And What of Catlin’s Paintings?

Beginning in 1838 George Catlin spent much of his career lobbying Congress for its patronage and the purchase of his Indian Gallery not only to keep the monumental collection intact for future generations but also to finance his exploration and depiction of the West. He submitted several petitions to Congress and implored government officials in the nation’s capital to help him, but nothing came of his efforts. He dispatched his final appeal to Congress shortly before his death in 1872.

The operating costs of moving his traveling Indian Gallery to venues in the United States and to European cities resulted in financial hardship for Catlin and his family. Creditors were stalking him, attempting to collect the mounting debts he owed.

After spending seven years in St. Petersburg, Russia, advising locomotive and rolling stock builders, wealthy Philadelphia engineer, industrialist and financier Joseph Harrison Jr. (1810-1874) and his wife Sarah Poulterer Harrison (1817-1906) lived mostly in London and Paris, but his poor health caused them to return to the United States. Before leaving London in 1852 Harrison purchased Catlin’s Indian Gallery which had grown to 607 paintings.

Although Harrison built an enormous residence on Philadelphia’s Rittenhouse Square – replete with an entire wing devoted to the couple’s impressive art collection – considered at the time “one of the finest houses ever built in the square,” Catlin’s paintings were relegated to storage in a boiler factory. The Harrisons owned works of art by Thomas Cole, Charles Willson Peale, Sir Frederick Leighton, Emanuel Leutze, Thomas Moran, John Carlin, Sanford Robinson Gifford, Peter Frederick Rothermel, J. Russell Smith, Gustav Muller and Angelica Kaufmann. The Hamilton residence was designed by acclaimed Philadelphia architect Samuel Sloan, responsible for a number of impressive private and public commissions in Pennsylvania, among them the extant Asa Packer Mansion, Jim Thorpe; Eli Slifer House, Lewisburg; Westmoreland County Courthouse, Greensburg; Fulton Opera House, Lancaster; and the Church of St. James the Greater, Bristol.

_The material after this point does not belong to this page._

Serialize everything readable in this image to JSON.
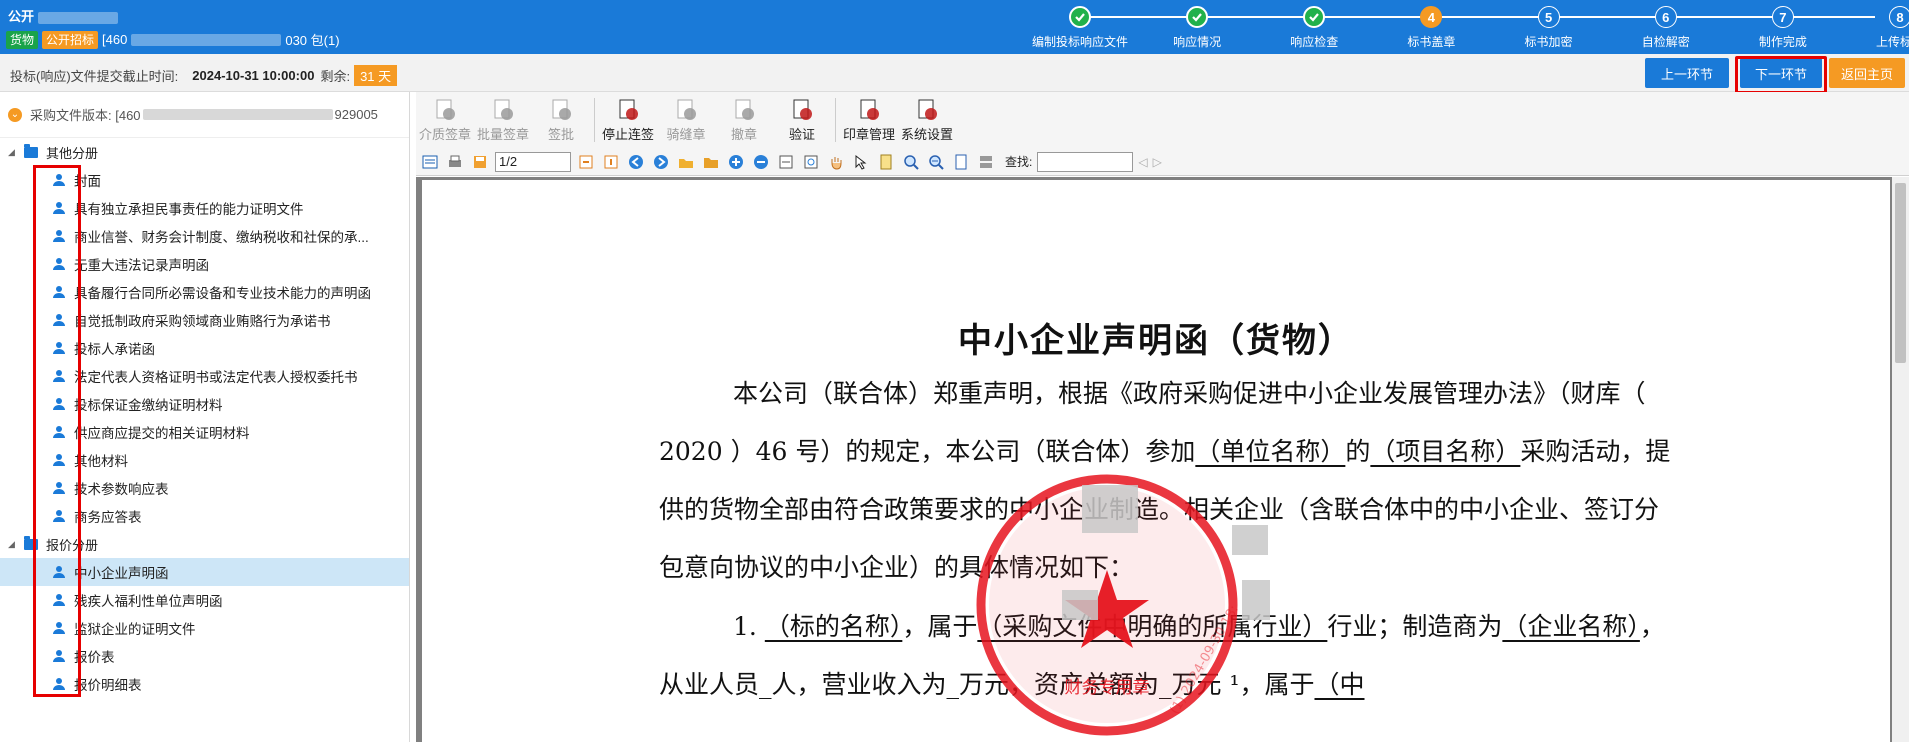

After the paintings arrived in Philadelphia they were stacked in their packing cases in the dank basement of the Harrison Boiler Works on Gray’s Ferry Road, where conditions were deplorable. The building caught fire twice, subjecting the pictures to smoke and water damage. Mold covered the storage boxes. Mice nested in the American Indian medicine bags Catlin collected in the West. Moths damaged feathered headdresses and the fur of painted robes. Varnish that had been applied to the canvases years earlier darkened and obscured images. Wooden frames Catlin constructed had warped and fallen apart. Canvases split and pulled away from rusted nails that once secured them safely in place. And there they remained for two decades, neglected and rotting away in the dark.

Harrison died two years after Catlin and robes and clothing from the collection that could not be salvaged were buried on the factory grounds. Executors worked to find a permanent home for Catlin’s Indian Gallery and, after advising Sarah Catlin on its significance, she donated it to the Smithsonian Institution in 1879. Thanks to the enlightened Philadelphian, the Smithsonian owns the world’s largest collection of paintings by George Catlin.


The editor thanks Iren Light Snavely Jr., librarian of the Rare Collections Library of the State Library of Pennsylvania, for making available original volumes containing works of art by George Catlin which appear as illustrations in this feature. “Historian of Pennsylvania Exceptionalism: Samuel Whitaker Pennypacker” by Snavely appears in the winter 2014 edition.


A resident of Springfield, Mass., David McCormick received his master’s degree in regional planning from the University of Massachusetts. He worked in municipal government for the City of Springfield for several years before retiring. The author is an avid collector of ephemera dating to the 18th and 19th centuries. Now a freelance writer he typically writes about American history in addition to covering topics of regional and general interest. His articles have appeared in a number of magazines and periodicals, among them America’s Civil War, Wild West, Missouri Life and Michigan History.